# SqFeet.Air 55.888 16.580 3.371 0.000805 ***
plot(x=SqFeet, y=SalePrice,
col=ifelse(Air, "red", "blue"),
panel.last = c(lines(sort(SqFeet[Air==0]),
fitted(model.1)[Air==0][order(SqFeet[Air==0])],
col="blue"),
lines(sort(SqFeet[Air==1]),
fitted(model.1)[Air==1][order(SqFeet[Air==1])],
col="red")))
legend("topleft", col=c("blue", "red"), pch=1, lty=1, inset=0.02,

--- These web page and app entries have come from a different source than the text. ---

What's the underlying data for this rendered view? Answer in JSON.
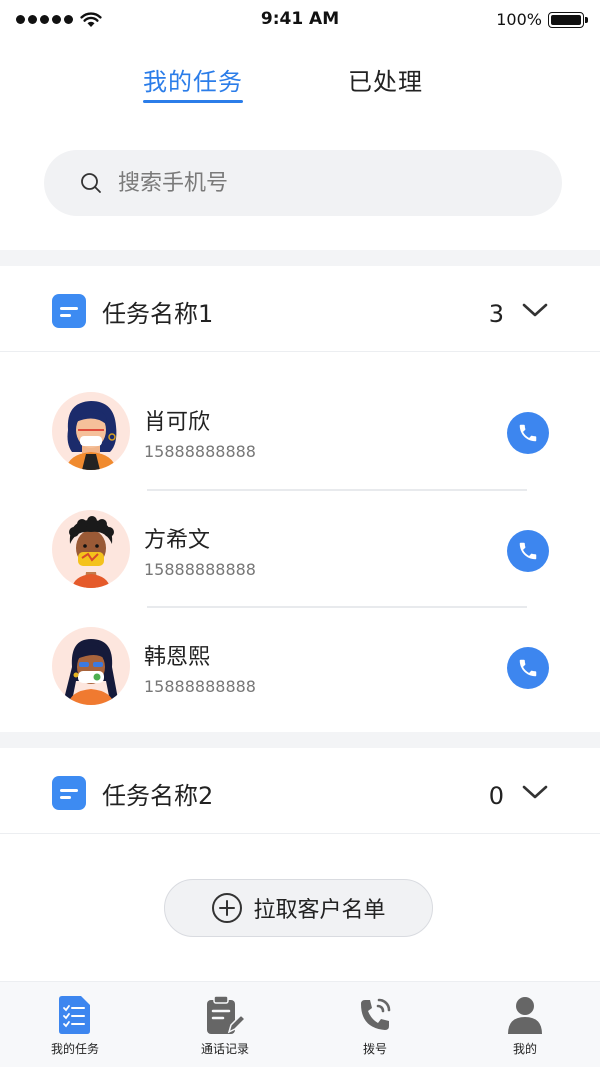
{
  "status_bar": {
    "time": "9:41 AM",
    "battery": "100%"
  },
  "tabs": [
    {
      "label": "我的任务"
    },
    {
      "label": "已处理"
    }
  ],
  "search": {
    "placeholder": "搜索手机号"
  },
  "groups": [
    {
      "title": "任务名称1",
      "count": "3",
      "contacts": [
        {
          "name": "肖可欣",
          "phone": "15888888888"
        },
        {
          "name": "方希文",
          "phone": "15888888888"
        },
        {
          "name": "韩恩熙",
          "phone": "15888888888"
        }
      ]
    },
    {
      "title": "任务名称2",
      "count": "0",
      "contacts": []
    }
  ],
  "pull_button": {
    "label": "拉取客户名单"
  },
  "bottom_nav": [
    {
      "label": "我的任务",
      "icon": "task-list-icon"
    },
    {
      "label": "通话记录",
      "icon": "call-record-icon"
    },
    {
      "label": "拨号",
      "icon": "dial-icon"
    },
    {
      "label": "我的",
      "icon": "user-icon"
    }
  ],
  "colors": {
    "accent": "#2b7de9",
    "call_button": "#3d86ef",
    "group_icon": "#3d8bf2"
  }
}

legend=c("No air conditioning", "Air conditioning"))
plot(x=fitted(model.1), y=residuals(model.1),
xlab="Fitted values", ylab="Residuals",
panel.last = abline(h=0, lty=2))
lnSalePrice < log(SalePrice)
lnSqFeet < log(SqFeet)
lnSqFeet.Air < lnSqFeet*Air
model.2 < lm(lnSalePrice ~ lnSqFeet + Air + lnSqFeet.Air)
plot(x=lnSqFeet, y=lnSalePrice,
col=ifelse(Air, "red", "blue"),
panel.last = c(lines(sort(lnSqFeet[Air==0]),
fitted(model.2)[Air==0][order(lnSqFeet[Air==0])],
col="blue"),
lines(sort(lnSqFeet[Air==1]),
fitted(model.2)[Air==1][order(lnSqFeet[Air==1])],
col="red")))
legend("topleft", col=c("blue", "red"), pch=1, lty=1, inset=0.02,
legend=c("No air conditioning", "Air conditioning"))
plot(x=fitted(model.2), y=residuals(model.2),
xlab="Fitted values", ylab="Residuals",
panel.last = abline(h=0, lty=2))
detach(realestate)
Hospital infection risk (4level categorical predictor, additive model)
 Load the infectionrisk data and select observations with Stay <= 14.
 Create indicator variables for regions.
 Fit a multiple linear regression model of InfctRsk on Stay + Xray + i2 + i3 + i4.
 Conduct an Ftest to see if at least one of i2, i3, and i4 are useful (conclusion: the regression functions differ by region).
 Conduct an Ftest to see if at least one of i2 and i3 are useful (conclusion: only the west region differs).
infectionrisk < read.table("~/pathtofolder/infectionrisk.txt", header=T)
infectionrisk < infectionrisk[infectionrisk$Stay<=14,]
attach(infectionrisk)
i1 < ifelse(Region==1,1,0) # NE
i2 < ifelse(Region==2,1,0) # NC
i3 < ifelse(Region==3,1,0) # S
i4 < ifelse(Region==4,1,0) # W
model.1 < lm(InfctRsk ~ Stay + Xray + i2 + i3 + i4)
summary(model.1)
# Estimate Std. Error t value Pr(>t)
# (Intercept) 2.134259 0.877347 2.433 0.01668 *
# Stay 0.505394 0.081455 6.205 1.11e08 ***
# Xray 0.017587 0.005649 3.113 0.00238 **
# i2 0.171284 0.281475 0.609 0.54416
# i3 0.095461 0.288852 0.330 0.74169
# i4 1.057835 0.378077 2.798 0.00612 **
# 
# Residual standard error: 1.036 on 105 degrees of freedom
# Multiple Rsquared: 0.4198, Adjusted Rsquared: 0.3922
# Fstatistic: 15.19 on 5 and 105 DF, pvalue: 3.243e11
model.2 < lm(InfctRsk ~ Stay + Xray)
anova(model.2, model.1)
# Res.Df RSS Df Sum of Sq F Pr(>F)
# 1 108 123.56
# 2 105 112.71 3 10.849 3.3687 0.02135 *
model.3 < lm(InfctRsk ~ Stay + Xray + i4)
anova(model.3, model.1)
# Res.Df RSS Df Sum of Sq F Pr(>F)
# 1 107 113.11
# 2 105 112.71 2 0.39949 0.1861 0.8305
detach(infectionrisk)